‘We Are All Stuck in the Rat Race’

For Luanfeng Luo (pseudonym), a 35-year-old coffee businessman, being in business in China was filled with highs and lows — on top of the world one minute; at rock bottom the next. As the economy faltered, his business was no longer profitable. Under overwhelming pressure, he thought about emigration.

Thirty-five-year-old Luanfeng Luo (pseudonym) is from Shanghai, China. He used to be in the coffee business.

Luanfeng Luo (pseudonym), Businessman: I founded my company in late 2018 with several partners. For a few months after we started the business, our revenue was excellent. But that’s on the books. Profit wasn’t as impressive because a large amount went to taxes.

It was just really tiring. By 2019, you can feel the economy was slowing down. The whole economy in Shanghai was slowing down. Without too much disposable income, people were less likely to spend money, so we began to feel the pressure. We tried for another year, but by 2020 when the COVID-19 pandemic hit, we had no choice but to close our business.

It’s like you are stuck in a bottle … and there’s a tornado inside. One moment, you are on top of the world, achieving so much in a short period of time. The next moment, you are at rock bottom, and you might never be able to climb up again.

For Luo, the meaningless competition in the rat race was wearing him down.

Luanfeng Luo: The first time I thought about emigration … I think it was in 2018. No one talked about runology at that time. I just felt the pressure was overwhelming.

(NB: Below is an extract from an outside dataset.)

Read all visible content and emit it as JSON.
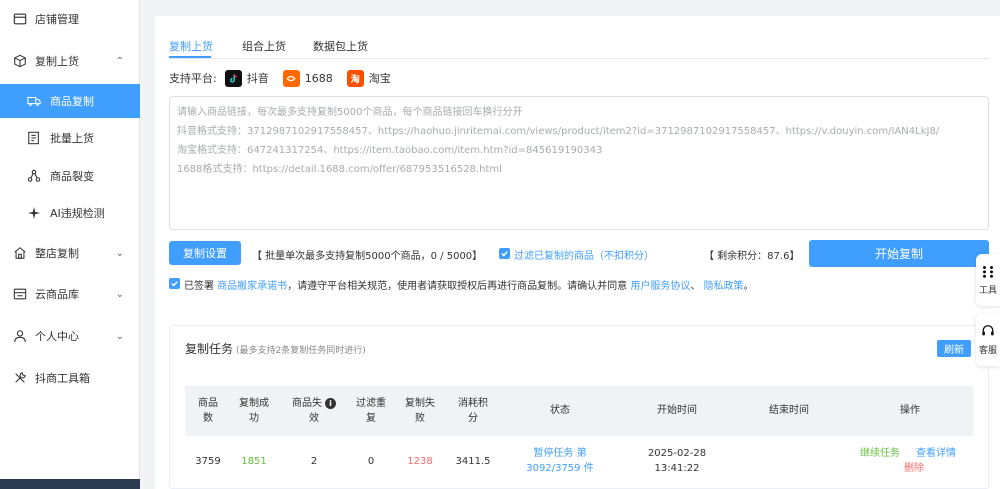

I didn’t want to come to the U.S. at first. The information we got in China was censored by the government … so I didn’t have a very good impression of the United States then.

I left Shanghai in February 2022, the last day of February 2022, with a travel visa. The [Customs Department] questioned me for a long time. They put me in a separate room and went through all my luggage.

I was anxious up until the plane took off, because there’s always the possibility that they could come onto the plane and forbid me from leaving. After taking off, I felt relieved. I could finally get out.

About a week after I left, there was the COVID-19 wave in Shanghai, and then there was the lockdown. It’s like being in a prison — people were prisoners in their own homes. They weren’t even allowed to open their own front doors. Who wants to be in a prison? No one.

I don’t think I will ever go back to China. Once you get used to freedom, you can’t live without it.